Universities are failing to deal with serial sexual predators on their staffs, according to new report
A new report, published today (26 September), examining staff sexual misconduct within the higher education sector reveals the difficult experiences that students have had when they try to report staff sexual misconduct to their university.
The report 'Silencing Students: institutional responses to staff sexual misconduct in higher education' has been produced by The 1752 Group, a research and lobby organisation working to address staff sexual misconduct in UK higher education.
It includes data from interviews with students or early career academics across 14 UK HE institutions who experienced sexual misconduct from academic staff and tried to report it. It also includes analysis of 61 policies across 25 UK higher education institutions, in relation to staff sexual misconduct and conflicts of interest.
Some of the main findings from the report are:
- Some universities are failing to deal with serial sexual predators on their staff, as the majority of complaints appeared to deal with staff who had sexually harassed, groomed or assaulted more than one person.

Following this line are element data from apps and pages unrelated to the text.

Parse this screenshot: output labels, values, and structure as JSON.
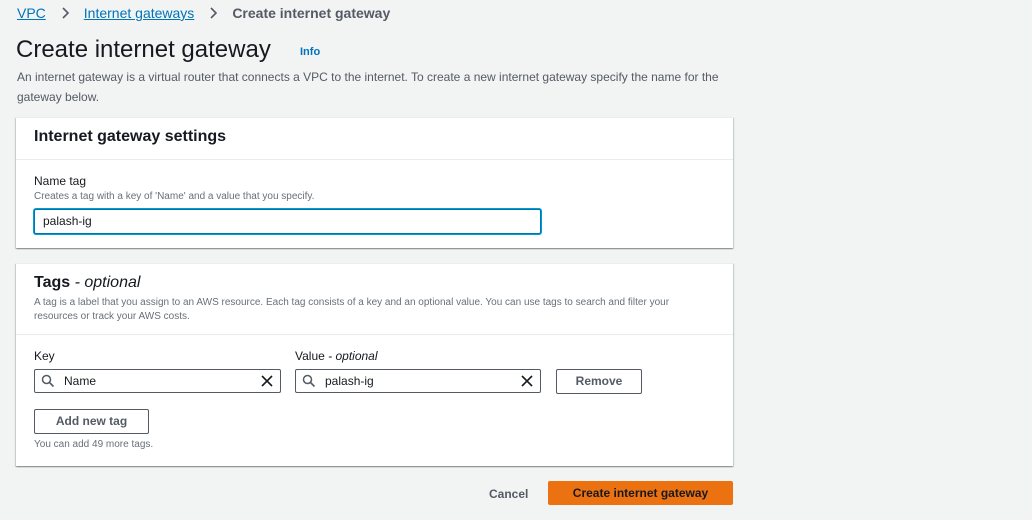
{
  "breadcrumb": {
    "items": [
      {
        "label": "VPC"
      },
      {
        "label": "Internet gateways"
      },
      {
        "label": "Create internet gateway"
      }
    ]
  },
  "header": {
    "title": "Create internet gateway",
    "info_link": "Info",
    "description": "An internet gateway is a virtual router that connects a VPC to the internet. To create a new internet gateway specify the name for the gateway below."
  },
  "settings": {
    "title": "Internet gateway settings",
    "name_tag": {
      "label": "Name tag",
      "description": "Creates a tag with a key of 'Name' and a value that you specify.",
      "value": "palash-ig"
    }
  },
  "tags": {
    "title": "Tags",
    "title_optional": " - optional",
    "description": "A tag is a label that you assign to an AWS resource. Each tag consists of a key and an optional value. You can use tags to search and filter your resources or track your AWS costs.",
    "key_label": "Key",
    "value_label": "Value",
    "value_optional": " - optional",
    "rows": [
      {
        "key": "Name",
        "value": "palash-ig",
        "remove_label": "Remove"
      }
    ],
    "add_button": "Add new tag",
    "limit_hint": "You can add 49 more tags."
  },
  "footer": {
    "cancel": "Cancel",
    "submit": "Create internet gateway"
  },
  "colors": {
    "link": "#0073bb",
    "primary": "#ec7211",
    "background": "#f2f3f3"
  }
}
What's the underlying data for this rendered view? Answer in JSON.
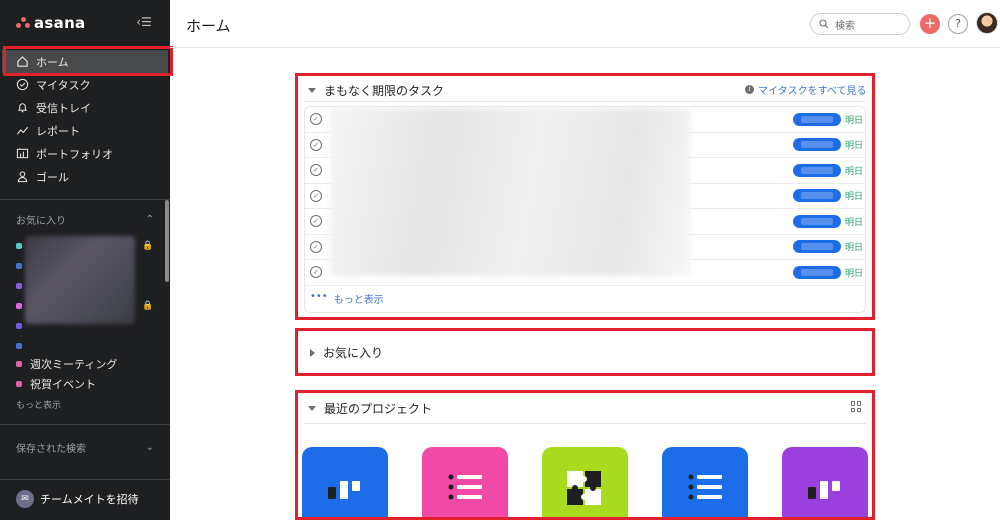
{
  "app": {
    "logo_text": "asana"
  },
  "sidebar": {
    "nav": [
      {
        "label": "ホーム",
        "icon": "home-icon"
      },
      {
        "label": "マイタスク",
        "icon": "check-circle-icon"
      },
      {
        "label": "受信トレイ",
        "icon": "bell-icon"
      },
      {
        "label": "レポート",
        "icon": "chart-line-icon"
      },
      {
        "label": "ポートフォリオ",
        "icon": "portfolio-icon"
      },
      {
        "label": "ゴール",
        "icon": "person-icon"
      }
    ],
    "favorites_title": "お気に入り",
    "favorites_named": [
      {
        "label": "週次ミーティング",
        "color": "#e362a8"
      },
      {
        "label": "祝賀イベント",
        "color": "#e362a8"
      }
    ],
    "favorite_dot_colors": [
      "#4ecbc4",
      "#4573d2",
      "#8d5ce2",
      "#e362e3",
      "#6d5ce8",
      "#4573d2"
    ],
    "show_more": "もっと表示",
    "saved_searches": "保存された検索",
    "invite": "チームメイトを招待"
  },
  "header": {
    "title": "ホーム",
    "search_placeholder": "検索"
  },
  "tasks": {
    "title": "まもなく期限のタスク",
    "see_all": "マイタスクをすべて見る",
    "rows": [
      {
        "due": "明日"
      },
      {
        "due": "明日"
      },
      {
        "due": "明日"
      },
      {
        "due": "明日"
      },
      {
        "due": "明日"
      },
      {
        "due": "明日"
      },
      {
        "due": "明日"
      }
    ],
    "show_more": "もっと表示"
  },
  "favorites_section": {
    "title": "お気に入り"
  },
  "recent": {
    "title": "最近のプロジェクト",
    "tiles": [
      {
        "color": "#1e6de8",
        "icon": "board-icon"
      },
      {
        "color": "#f14aa6",
        "icon": "list-icon"
      },
      {
        "color": "#a8db1e",
        "icon": "puzzle-icon"
      },
      {
        "color": "#1e6de8",
        "icon": "list-icon"
      },
      {
        "color": "#9b3fdd",
        "icon": "board-icon"
      }
    ]
  },
  "colors": {
    "accent": "#f06a6a",
    "highlight": "#e0202a",
    "link": "#4573d2",
    "due": "#29a36a"
  }
}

- Many institutions appear to be 'making it up as they go along' according to students and early career staff who tried to report staff sexual misconduct. This meant that some reports of staff sexual misconduct were not investigated at all, and in other cases investigations were not carried out adequately.
- Investigations could take many months or even years to conclude, and it was rare for staff members under investigation to lose their job as a result of complaints.
- If the complaints process within an institution failed, there was a lack of redress for complainants. This meant that complainants sometimes had to leave their institution, drop out of education or change career as a result of experiencing staff sexual misconduct.
The lead author of the report, Dr. Anna Bull, Senior Lecturer in Sociology at the University of Portsmouth, said: "We need urgent action to improve institutional responses to staff sexual misconduct as well as much more robust oversight across the sector in order to make sure that students are no longer silenced when they try to speak up.
"We know that some higher education institutions and bodies are now working on addressing staff sexual misconduct and we hope that this report will provide evidence to help improve institutional processes in this area."
The report provides a number of recommendations for institutions and the sector. These include:
- The higher education sector should explicitly include sexual misconduct and all forms of bullying and harassment within the definition of research misconduct.
- Institutions should implement mechanisms for staff and students to raise low level concerns, including 'grooming' or boundary-blurring behaviours.
- Institutions should urgently improve their internal investigations processes.
- Sector bodies such as the Office for Students need to develop tougher regulation and sanctions to ensure that institutions deal adequately with staff sexual misconduct.